(Entries provided begins)
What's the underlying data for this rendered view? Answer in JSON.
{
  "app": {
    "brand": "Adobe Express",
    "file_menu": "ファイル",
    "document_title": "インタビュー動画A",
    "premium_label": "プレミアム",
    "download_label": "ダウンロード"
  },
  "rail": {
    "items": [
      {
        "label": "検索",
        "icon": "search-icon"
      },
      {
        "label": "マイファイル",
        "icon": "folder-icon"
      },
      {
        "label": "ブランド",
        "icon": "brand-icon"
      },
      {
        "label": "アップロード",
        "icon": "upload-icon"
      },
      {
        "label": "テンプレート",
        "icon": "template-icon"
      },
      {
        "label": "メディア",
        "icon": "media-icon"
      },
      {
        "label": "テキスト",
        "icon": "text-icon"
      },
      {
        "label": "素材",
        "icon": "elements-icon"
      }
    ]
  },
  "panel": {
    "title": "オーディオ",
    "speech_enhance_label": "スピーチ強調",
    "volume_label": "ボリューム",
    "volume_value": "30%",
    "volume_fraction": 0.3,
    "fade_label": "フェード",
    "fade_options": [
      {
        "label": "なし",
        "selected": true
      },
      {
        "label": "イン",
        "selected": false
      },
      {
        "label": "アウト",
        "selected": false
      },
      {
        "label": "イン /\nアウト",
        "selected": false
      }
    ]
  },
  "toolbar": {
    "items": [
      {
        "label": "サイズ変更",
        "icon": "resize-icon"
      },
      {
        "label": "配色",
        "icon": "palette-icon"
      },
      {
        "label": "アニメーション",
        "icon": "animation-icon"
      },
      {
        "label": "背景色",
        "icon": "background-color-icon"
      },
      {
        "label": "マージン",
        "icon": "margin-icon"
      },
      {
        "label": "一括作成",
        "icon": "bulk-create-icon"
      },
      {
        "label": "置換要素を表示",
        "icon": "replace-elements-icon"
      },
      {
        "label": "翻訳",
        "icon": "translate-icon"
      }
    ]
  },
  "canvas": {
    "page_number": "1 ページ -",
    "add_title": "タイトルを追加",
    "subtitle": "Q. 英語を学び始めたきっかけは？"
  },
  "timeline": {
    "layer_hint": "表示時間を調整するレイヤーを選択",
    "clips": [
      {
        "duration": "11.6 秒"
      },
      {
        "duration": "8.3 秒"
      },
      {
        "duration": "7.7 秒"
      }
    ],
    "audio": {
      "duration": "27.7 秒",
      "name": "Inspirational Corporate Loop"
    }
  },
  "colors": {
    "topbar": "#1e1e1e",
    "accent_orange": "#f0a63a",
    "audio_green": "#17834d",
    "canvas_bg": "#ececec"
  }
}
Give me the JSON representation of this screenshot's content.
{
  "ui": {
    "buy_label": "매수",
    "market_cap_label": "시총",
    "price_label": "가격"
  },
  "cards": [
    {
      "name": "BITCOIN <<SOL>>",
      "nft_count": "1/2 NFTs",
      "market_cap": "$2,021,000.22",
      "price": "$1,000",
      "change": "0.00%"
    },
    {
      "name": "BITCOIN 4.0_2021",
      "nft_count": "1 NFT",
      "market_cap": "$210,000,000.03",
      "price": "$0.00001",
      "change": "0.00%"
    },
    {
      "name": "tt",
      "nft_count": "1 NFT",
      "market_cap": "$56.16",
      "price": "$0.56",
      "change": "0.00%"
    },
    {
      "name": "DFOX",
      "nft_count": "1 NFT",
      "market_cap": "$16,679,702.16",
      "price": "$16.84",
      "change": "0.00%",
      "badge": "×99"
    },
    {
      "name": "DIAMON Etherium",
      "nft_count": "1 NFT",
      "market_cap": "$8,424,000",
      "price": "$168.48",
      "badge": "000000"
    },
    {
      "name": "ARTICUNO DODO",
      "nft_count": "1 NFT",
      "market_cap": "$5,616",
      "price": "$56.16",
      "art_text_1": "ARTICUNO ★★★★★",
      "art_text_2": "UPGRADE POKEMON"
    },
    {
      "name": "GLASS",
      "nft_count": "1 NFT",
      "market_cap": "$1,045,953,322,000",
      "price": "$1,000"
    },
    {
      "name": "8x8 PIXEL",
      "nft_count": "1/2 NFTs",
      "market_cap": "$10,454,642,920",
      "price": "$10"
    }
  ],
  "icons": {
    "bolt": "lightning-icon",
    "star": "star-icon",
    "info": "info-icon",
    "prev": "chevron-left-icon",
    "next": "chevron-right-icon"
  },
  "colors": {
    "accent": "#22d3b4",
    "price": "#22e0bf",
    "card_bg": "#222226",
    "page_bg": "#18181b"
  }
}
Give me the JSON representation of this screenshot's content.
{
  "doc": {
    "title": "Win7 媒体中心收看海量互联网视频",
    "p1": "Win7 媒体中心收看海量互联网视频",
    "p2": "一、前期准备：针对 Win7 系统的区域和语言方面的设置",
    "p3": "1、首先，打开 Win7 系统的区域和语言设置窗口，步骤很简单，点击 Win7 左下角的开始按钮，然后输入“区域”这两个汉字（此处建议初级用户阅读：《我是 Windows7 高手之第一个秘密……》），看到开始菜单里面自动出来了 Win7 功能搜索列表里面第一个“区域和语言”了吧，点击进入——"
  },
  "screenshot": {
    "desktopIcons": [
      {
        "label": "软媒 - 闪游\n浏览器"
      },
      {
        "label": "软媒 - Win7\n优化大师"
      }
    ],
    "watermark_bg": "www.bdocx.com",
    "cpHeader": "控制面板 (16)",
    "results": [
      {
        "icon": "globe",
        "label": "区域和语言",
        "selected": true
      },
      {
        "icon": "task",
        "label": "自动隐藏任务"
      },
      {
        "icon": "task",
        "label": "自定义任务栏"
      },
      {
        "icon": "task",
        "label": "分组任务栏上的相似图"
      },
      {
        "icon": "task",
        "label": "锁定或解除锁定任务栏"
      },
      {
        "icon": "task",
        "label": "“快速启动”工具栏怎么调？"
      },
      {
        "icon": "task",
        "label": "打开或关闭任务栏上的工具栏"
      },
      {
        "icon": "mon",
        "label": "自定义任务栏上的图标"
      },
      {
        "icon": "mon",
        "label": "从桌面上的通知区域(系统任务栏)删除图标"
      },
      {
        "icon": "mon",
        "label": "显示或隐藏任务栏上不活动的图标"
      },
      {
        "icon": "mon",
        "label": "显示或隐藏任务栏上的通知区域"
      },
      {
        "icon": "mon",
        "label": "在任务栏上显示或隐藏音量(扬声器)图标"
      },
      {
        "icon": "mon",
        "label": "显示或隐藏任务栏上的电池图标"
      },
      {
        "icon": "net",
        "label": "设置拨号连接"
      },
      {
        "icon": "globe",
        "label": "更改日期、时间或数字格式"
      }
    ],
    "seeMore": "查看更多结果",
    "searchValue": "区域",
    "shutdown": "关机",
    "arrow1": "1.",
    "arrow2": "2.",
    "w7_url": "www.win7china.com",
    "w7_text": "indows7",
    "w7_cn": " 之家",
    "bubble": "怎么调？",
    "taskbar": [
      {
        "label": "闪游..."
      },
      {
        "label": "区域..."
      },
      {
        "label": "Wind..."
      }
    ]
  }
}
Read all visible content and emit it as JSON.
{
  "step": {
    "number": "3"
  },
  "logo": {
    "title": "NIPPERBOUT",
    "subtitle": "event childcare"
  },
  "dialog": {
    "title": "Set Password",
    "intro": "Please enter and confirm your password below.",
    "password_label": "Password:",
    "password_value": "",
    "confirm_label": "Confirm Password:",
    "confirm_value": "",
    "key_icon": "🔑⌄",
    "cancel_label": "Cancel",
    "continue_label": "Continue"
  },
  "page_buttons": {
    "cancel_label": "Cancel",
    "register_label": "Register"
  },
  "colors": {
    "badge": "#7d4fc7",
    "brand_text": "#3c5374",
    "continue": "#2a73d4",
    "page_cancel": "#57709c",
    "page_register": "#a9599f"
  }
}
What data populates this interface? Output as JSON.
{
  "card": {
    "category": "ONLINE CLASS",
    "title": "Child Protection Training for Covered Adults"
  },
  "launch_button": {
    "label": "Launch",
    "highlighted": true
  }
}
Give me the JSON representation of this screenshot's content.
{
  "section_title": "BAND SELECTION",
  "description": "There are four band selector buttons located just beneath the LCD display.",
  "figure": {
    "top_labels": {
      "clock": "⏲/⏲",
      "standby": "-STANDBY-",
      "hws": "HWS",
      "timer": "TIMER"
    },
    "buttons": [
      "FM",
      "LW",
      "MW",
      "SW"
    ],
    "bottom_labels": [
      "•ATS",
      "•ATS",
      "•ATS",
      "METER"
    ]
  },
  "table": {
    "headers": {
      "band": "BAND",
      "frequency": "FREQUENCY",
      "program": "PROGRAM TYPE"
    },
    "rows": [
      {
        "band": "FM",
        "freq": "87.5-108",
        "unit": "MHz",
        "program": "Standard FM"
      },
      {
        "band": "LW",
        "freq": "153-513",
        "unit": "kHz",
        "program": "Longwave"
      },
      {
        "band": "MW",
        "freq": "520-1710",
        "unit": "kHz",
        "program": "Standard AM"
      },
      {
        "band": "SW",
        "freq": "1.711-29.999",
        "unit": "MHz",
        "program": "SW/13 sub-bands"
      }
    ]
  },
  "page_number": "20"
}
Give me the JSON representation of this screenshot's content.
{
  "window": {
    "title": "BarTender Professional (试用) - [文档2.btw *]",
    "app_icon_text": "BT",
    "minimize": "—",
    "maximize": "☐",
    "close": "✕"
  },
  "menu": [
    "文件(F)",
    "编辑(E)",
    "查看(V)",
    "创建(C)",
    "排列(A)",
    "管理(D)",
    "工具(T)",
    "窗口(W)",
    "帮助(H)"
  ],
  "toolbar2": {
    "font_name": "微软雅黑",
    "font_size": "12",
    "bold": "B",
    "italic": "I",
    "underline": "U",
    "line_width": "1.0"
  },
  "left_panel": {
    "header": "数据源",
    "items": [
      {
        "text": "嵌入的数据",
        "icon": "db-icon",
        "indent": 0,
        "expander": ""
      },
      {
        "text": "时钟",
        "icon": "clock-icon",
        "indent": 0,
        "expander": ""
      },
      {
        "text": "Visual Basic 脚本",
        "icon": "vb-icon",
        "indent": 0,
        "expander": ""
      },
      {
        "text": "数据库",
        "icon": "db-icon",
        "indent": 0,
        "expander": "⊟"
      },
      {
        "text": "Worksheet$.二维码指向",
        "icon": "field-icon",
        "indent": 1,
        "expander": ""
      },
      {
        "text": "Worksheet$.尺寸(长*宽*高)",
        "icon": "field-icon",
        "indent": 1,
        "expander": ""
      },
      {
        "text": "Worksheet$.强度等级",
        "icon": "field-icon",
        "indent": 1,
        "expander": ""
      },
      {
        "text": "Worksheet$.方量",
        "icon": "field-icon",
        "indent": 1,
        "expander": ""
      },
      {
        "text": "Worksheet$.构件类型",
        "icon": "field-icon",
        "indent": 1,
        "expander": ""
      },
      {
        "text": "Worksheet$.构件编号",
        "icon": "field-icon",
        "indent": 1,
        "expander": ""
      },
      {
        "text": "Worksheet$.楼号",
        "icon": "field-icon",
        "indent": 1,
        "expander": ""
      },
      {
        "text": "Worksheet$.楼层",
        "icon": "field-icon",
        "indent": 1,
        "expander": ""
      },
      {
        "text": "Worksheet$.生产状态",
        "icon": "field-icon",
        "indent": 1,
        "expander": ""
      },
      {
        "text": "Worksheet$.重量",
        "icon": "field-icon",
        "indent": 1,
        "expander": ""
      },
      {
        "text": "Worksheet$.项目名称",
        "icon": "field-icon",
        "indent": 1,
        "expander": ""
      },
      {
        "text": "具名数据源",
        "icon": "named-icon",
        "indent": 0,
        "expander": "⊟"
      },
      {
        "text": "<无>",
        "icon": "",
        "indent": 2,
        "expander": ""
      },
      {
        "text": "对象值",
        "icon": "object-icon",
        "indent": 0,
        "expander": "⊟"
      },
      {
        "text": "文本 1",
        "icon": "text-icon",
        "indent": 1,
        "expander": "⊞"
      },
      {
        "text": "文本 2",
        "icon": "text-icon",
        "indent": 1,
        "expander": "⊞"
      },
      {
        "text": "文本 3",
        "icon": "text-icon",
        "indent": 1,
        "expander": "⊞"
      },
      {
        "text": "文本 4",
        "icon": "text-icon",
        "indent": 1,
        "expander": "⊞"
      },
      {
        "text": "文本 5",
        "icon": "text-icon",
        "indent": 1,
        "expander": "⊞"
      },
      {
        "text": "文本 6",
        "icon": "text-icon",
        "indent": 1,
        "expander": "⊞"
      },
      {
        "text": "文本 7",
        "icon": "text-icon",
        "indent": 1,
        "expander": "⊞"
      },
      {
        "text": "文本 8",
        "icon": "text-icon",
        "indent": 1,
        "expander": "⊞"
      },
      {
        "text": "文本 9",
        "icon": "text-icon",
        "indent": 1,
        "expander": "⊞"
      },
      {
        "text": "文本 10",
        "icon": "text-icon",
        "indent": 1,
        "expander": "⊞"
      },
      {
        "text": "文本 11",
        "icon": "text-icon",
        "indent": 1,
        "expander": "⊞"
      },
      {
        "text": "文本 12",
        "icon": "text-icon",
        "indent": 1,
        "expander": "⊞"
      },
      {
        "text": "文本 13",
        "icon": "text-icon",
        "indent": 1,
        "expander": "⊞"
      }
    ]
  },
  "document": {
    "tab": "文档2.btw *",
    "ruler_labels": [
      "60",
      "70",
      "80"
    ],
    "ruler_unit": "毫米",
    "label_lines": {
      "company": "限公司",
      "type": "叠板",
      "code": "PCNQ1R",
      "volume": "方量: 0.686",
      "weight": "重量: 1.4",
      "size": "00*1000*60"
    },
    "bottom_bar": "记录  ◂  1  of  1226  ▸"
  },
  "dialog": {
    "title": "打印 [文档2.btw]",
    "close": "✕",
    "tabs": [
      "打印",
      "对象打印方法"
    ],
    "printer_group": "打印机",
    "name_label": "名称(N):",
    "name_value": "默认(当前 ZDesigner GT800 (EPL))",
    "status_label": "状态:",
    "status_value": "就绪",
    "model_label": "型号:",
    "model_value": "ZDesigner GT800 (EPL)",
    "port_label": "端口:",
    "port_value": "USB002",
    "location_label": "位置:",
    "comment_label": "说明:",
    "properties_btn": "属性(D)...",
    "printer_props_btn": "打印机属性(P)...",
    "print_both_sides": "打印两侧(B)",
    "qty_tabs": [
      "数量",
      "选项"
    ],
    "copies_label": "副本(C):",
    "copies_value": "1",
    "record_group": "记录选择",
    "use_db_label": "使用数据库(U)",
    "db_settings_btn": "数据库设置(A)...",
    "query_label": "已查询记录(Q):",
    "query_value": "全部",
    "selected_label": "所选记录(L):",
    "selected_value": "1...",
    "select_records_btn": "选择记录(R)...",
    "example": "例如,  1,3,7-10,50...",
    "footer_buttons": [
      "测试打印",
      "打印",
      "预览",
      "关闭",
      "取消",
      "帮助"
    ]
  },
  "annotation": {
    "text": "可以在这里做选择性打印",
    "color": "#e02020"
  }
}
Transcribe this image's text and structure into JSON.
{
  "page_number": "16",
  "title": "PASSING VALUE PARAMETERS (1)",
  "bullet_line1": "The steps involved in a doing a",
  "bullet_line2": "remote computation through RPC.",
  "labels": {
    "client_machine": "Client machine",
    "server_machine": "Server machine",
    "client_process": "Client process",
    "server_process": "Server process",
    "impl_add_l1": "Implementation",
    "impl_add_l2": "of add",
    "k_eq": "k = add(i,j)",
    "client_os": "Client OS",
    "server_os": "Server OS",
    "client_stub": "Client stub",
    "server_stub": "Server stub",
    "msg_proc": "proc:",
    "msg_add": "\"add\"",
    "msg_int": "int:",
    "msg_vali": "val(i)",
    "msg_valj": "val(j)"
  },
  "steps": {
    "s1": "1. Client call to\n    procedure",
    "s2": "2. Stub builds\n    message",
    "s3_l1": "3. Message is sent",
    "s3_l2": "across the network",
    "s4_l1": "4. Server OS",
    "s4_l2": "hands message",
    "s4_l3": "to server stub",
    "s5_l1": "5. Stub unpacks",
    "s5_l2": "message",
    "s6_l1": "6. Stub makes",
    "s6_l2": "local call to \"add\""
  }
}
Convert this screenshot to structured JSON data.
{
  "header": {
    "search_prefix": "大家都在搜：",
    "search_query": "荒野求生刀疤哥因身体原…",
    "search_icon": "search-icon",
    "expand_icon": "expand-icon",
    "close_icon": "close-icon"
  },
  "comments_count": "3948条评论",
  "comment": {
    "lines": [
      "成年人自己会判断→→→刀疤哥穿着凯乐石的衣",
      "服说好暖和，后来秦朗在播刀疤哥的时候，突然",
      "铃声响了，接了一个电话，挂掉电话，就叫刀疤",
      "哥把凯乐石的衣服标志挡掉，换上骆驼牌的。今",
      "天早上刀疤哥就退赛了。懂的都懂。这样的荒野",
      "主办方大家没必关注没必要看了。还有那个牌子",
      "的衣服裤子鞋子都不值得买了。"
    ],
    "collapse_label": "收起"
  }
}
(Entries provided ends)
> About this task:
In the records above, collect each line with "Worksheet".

> Answer box:
        "text": "Worksheet$.二维码指向",
        "text": "Worksheet$.尺寸(长*宽*高)",
        "text": "Worksheet$.强度等级",
        "text": "Worksheet$.方量",
        "text": "Worksheet$.构件类型",
        "text": "Worksheet$.构件编号",
        "text": "Worksheet$.楼号",
        "text": "Worksheet$.楼层",
        "text": "Worksheet$.生产状态",
        "text": "Worksheet$.重量",
        "text": "Worksheet$.项目名称",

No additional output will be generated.